What needs to be done:
Lines in the entries below where the word "Johnson" shows up should each be copied.

Input records:
────────
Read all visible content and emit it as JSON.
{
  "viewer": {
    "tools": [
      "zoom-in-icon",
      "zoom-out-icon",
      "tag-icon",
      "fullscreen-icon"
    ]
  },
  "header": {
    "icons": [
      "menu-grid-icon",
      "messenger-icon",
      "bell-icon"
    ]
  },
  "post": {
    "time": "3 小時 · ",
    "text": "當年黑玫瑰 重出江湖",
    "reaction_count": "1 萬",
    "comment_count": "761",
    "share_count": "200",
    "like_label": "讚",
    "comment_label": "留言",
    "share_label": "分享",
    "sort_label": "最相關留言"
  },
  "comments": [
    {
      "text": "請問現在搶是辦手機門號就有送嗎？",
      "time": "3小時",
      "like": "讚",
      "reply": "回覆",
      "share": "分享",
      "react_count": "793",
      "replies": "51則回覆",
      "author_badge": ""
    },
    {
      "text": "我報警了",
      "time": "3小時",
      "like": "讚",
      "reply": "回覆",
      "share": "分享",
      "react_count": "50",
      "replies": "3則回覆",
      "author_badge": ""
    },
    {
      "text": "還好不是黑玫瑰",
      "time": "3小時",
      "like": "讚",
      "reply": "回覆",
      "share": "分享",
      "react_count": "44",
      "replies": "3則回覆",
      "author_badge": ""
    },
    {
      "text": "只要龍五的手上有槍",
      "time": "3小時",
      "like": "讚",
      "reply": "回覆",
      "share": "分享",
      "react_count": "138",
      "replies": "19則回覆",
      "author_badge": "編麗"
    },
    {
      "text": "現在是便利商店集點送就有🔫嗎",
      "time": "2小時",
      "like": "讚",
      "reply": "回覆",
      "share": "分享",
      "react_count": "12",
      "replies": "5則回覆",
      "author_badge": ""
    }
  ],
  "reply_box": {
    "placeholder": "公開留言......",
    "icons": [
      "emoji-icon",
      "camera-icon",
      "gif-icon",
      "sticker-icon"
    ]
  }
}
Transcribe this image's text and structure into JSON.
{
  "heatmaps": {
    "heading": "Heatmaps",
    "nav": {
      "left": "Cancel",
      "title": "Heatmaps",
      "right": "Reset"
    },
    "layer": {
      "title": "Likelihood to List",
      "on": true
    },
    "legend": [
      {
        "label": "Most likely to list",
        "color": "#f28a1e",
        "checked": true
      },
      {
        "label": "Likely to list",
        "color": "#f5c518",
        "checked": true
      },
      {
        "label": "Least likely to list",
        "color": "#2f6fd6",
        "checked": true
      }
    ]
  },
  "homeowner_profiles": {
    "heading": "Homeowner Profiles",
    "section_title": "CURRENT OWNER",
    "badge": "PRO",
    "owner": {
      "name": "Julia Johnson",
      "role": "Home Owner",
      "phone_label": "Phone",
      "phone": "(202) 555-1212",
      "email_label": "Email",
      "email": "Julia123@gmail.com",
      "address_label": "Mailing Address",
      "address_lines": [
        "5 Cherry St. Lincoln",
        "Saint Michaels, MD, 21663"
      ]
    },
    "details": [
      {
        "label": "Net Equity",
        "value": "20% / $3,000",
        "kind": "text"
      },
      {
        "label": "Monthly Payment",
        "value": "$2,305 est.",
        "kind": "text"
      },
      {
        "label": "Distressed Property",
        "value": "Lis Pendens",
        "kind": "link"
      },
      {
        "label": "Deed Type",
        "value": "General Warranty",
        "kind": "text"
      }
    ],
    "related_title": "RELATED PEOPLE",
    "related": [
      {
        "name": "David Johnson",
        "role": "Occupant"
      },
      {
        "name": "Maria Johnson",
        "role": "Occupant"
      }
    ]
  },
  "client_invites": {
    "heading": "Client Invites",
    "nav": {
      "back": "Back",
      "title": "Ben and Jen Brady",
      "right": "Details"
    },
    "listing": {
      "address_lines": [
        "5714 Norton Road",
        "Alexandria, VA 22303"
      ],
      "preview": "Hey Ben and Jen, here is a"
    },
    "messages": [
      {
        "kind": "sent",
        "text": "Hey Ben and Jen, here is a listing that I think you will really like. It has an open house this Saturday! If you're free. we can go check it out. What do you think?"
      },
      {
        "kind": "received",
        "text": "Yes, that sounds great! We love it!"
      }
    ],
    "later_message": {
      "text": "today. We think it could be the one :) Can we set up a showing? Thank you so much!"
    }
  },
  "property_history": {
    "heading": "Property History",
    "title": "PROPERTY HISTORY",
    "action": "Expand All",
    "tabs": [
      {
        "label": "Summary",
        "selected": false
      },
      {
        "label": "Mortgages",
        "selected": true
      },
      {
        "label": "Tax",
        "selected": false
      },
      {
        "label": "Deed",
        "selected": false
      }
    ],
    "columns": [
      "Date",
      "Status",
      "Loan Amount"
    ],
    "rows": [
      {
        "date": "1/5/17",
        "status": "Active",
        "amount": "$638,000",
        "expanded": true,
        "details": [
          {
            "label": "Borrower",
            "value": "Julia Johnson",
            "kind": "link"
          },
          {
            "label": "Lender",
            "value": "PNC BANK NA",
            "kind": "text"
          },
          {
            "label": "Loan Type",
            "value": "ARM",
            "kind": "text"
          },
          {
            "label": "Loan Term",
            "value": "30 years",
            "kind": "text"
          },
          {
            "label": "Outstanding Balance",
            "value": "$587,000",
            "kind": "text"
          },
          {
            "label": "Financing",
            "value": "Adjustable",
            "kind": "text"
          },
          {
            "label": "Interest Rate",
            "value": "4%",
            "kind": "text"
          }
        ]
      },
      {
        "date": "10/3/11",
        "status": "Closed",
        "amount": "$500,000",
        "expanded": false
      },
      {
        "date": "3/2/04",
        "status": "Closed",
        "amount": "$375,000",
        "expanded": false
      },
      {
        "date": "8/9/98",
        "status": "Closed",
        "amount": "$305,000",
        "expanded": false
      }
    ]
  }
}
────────
Response to the task:
      "name": "Julia Johnson",
        "name": "David Johnson",
        "name": "Maria Johnson",
            "value": "Julia Johnson",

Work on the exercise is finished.